[BRIEF]: Repeat every entry exactly. Leave nothing out.

[SOURCE DATA]:
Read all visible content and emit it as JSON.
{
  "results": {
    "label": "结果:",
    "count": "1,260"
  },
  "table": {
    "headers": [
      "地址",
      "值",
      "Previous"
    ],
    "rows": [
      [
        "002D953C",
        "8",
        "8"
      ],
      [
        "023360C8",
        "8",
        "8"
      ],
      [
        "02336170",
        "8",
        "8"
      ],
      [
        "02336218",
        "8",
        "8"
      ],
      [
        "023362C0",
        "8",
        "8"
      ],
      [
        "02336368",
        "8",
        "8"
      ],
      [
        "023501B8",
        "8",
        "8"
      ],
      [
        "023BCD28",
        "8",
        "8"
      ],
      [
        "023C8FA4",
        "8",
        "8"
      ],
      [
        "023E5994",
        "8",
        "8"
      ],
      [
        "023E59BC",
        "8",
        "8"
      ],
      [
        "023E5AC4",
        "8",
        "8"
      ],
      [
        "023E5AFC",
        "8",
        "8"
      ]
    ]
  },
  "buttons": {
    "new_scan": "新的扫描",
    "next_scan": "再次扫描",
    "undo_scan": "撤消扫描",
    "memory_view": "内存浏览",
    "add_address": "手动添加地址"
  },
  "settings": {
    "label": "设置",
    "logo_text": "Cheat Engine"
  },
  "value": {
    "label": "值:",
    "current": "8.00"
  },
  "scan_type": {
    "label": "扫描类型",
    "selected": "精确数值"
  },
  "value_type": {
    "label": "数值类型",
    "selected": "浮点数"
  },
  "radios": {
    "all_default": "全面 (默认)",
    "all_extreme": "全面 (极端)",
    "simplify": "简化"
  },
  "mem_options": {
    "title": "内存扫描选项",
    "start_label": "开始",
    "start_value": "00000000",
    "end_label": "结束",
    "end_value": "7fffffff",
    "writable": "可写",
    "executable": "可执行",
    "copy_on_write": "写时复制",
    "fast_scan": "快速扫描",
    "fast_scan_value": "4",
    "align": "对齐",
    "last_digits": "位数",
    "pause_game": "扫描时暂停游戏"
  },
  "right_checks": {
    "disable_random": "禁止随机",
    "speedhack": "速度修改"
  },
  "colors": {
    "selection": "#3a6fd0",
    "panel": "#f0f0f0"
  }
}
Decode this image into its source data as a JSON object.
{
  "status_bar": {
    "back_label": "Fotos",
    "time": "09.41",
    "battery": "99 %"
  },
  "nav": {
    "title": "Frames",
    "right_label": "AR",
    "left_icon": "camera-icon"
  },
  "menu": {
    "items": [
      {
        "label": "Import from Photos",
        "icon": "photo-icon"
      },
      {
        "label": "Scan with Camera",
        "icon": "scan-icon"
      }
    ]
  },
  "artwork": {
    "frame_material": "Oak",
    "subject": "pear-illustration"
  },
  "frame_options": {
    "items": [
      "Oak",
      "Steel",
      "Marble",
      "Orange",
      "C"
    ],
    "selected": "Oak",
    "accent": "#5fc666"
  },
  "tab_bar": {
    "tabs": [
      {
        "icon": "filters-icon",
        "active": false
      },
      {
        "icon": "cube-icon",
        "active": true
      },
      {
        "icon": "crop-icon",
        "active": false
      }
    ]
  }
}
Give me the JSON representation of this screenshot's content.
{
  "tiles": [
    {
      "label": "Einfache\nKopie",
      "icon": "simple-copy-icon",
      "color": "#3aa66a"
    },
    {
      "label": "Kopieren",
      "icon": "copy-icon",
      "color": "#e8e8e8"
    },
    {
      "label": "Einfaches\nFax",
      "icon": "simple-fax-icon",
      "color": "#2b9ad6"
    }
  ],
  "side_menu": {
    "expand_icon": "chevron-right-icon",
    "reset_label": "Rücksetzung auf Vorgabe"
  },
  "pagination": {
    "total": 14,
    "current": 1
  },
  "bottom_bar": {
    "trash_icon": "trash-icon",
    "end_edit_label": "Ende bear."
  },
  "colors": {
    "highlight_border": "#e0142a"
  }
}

[RESULT OF THE EXERCISE]:
Read all visible content and emit it as JSON.
{
  "results": {
    "label": "结果:",
    "count": "1,260"
  },
  "table": {
    "headers": [
      "地址",
      "值",
      "Previous"
    ],
    "rows": [
      [
        "002D953C",
        "8",
        "8"
      ],
      [
        "023360C8",
        "8",
        "8"
      ],
      [
        "02336170",
        "8",
        "8"
      ],
      [
        "02336218",
        "8",
        "8"
      ],
      [
        "023362C0",
        "8",
        "8"
      ],
      [
        "02336368",
        "8",
        "8"
      ],
      [
        "023501B8",
        "8",
        "8"
      ],
      [
        "023BCD28",
        "8",
        "8"
      ],
      [
        "023C8FA4",
        "8",
        "8"
      ],
      [
        "023E5994",
        "8",
        "8"
      ],
      [
        "023E59BC",
        "8",
        "8"
      ],
      [
        "023E5AC4",
        "8",
        "8"
      ],
      [
        "023E5AFC",
        "8",
        "8"
      ]
    ]
  },
  "buttons": {
    "new_scan": "新的扫描",
    "next_scan": "再次扫描",
    "undo_scan": "撤消扫描",
    "memory_view": "内存浏览",
    "add_address": "手动添加地址"
  },
  "settings": {
    "label": "设置",
    "logo_text": "Cheat Engine"
  },
  "value": {
    "label": "值:",
    "current": "8.00"
  },
  "scan_type": {
    "label": "扫描类型",
    "selected": "精确数值"
  },
  "value_type": {
    "label": "数值类型",
    "selected": "浮点数"
  },
  "radios": {
    "all_default": "全面 (默认)",
    "all_extreme": "全面 (极端)",
    "simplify": "简化"
  },
  "mem_options": {
    "title": "内存扫描选项",
    "start_label": "开始",
    "start_value": "00000000",
    "end_label": "结束",
    "end_value": "7fffffff",
    "writable": "可写",
    "executable": "可执行",
    "copy_on_write": "写时复制",
    "fast_scan": "快速扫描",
    "fast_scan_value": "4",
    "align": "对齐",
    "last_digits": "位数",
    "pause_game": "扫描时暂停游戏"
  },
  "right_checks": {
    "disable_random": "禁止随机",
    "speedhack": "速度修改"
  },
  "colors": {
    "selection": "#3a6fd0",
    "panel": "#f0f0f0"
  }
}
Decode this image into its source data as a JSON object.
{
  "status_bar": {
    "back_label": "Fotos",
    "time": "09.41",
    "battery": "99 %"
  },
  "nav": {
    "title": "Frames",
    "right_label": "AR",
    "left_icon": "camera-icon"
  },
  "menu": {
    "items": [
      {
        "label": "Import from Photos",
        "icon": "photo-icon"
      },
      {
        "label": "Scan with Camera",
        "icon": "scan-icon"
      }
    ]
  },
  "artwork": {
    "frame_material": "Oak",
    "subject": "pear-illustration"
  },
  "frame_options": {
    "items": [
      "Oak",
      "Steel",
      "Marble",
      "Orange",
      "C"
    ],
    "selected": "Oak",
    "accent": "#5fc666"
  },
  "tab_bar": {
    "tabs": [
      {
        "icon": "filters-icon",
        "active": false
      },
      {
        "icon": "cube-icon",
        "active": true
      },
      {
        "icon": "crop-icon",
        "active": false
      }
    ]
  }
}
Give me the JSON representation of this screenshot's content.
{
  "tiles": [
    {
      "label": "Einfache\nKopie",
      "icon": "simple-copy-icon",
      "color": "#3aa66a"
    },
    {
      "label": "Kopieren",
      "icon": "copy-icon",
      "color": "#e8e8e8"
    },
    {
      "label": "Einfaches\nFax",
      "icon": "simple-fax-icon",
      "color": "#2b9ad6"
    }
  ],
  "side_menu": {
    "expand_icon": "chevron-right-icon",
    "reset_label": "Rücksetzung auf Vorgabe"
  },
  "pagination": {
    "total": 14,
    "current": 1
  },
  "bottom_bar": {
    "trash_icon": "trash-icon",
    "end_edit_label": "Ende bear."
  },
  "colors": {
    "highlight_border": "#e0142a"
  }
}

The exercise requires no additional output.